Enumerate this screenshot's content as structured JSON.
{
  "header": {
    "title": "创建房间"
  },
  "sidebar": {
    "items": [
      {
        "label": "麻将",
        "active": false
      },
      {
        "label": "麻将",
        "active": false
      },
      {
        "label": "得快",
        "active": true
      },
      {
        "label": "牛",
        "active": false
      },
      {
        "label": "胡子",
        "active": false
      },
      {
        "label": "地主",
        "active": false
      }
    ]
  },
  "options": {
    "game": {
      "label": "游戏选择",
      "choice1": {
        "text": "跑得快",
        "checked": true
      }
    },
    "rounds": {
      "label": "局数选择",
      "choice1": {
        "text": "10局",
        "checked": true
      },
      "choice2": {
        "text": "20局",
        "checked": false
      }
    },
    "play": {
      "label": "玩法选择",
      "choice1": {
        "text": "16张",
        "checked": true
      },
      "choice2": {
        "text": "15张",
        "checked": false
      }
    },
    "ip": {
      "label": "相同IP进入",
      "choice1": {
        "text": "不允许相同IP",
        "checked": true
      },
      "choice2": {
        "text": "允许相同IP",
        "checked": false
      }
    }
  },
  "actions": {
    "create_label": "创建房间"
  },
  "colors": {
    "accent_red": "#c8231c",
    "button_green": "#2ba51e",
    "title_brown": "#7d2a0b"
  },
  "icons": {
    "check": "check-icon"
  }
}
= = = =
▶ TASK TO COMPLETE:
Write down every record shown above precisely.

▶ RESULT FOR THIS EXERCISE:
Enumerate this screenshot's content as structured JSON.
{
  "header": {
    "title": "创建房间"
  },
  "sidebar": {
    "items": [
      {
        "label": "麻将",
        "active": false
      },
      {
        "label": "麻将",
        "active": false
      },
      {
        "label": "得快",
        "active": true
      },
      {
        "label": "牛",
        "active": false
      },
      {
        "label": "胡子",
        "active": false
      },
      {
        "label": "地主",
        "active": false
      }
    ]
  },
  "options": {
    "game": {
      "label": "游戏选择",
      "choice1": {
        "text": "跑得快",
        "checked": true
      }
    },
    "rounds": {
      "label": "局数选择",
      "choice1": {
        "text": "10局",
        "checked": true
      },
      "choice2": {
        "text": "20局",
        "checked": false
      }
    },
    "play": {
      "label": "玩法选择",
      "choice1": {
        "text": "16张",
        "checked": true
      },
      "choice2": {
        "text": "15张",
        "checked": false
      }
    },
    "ip": {
      "label": "相同IP进入",
      "choice1": {
        "text": "不允许相同IP",
        "checked": true
      },
      "choice2": {
        "text": "允许相同IP",
        "checked": false
      }
    }
  },
  "actions": {
    "create_label": "创建房间"
  },
  "colors": {
    "accent_red": "#c8231c",
    "button_green": "#2ba51e",
    "title_brown": "#7d2a0b"
  },
  "icons": {
    "check": "check-icon"
  }
}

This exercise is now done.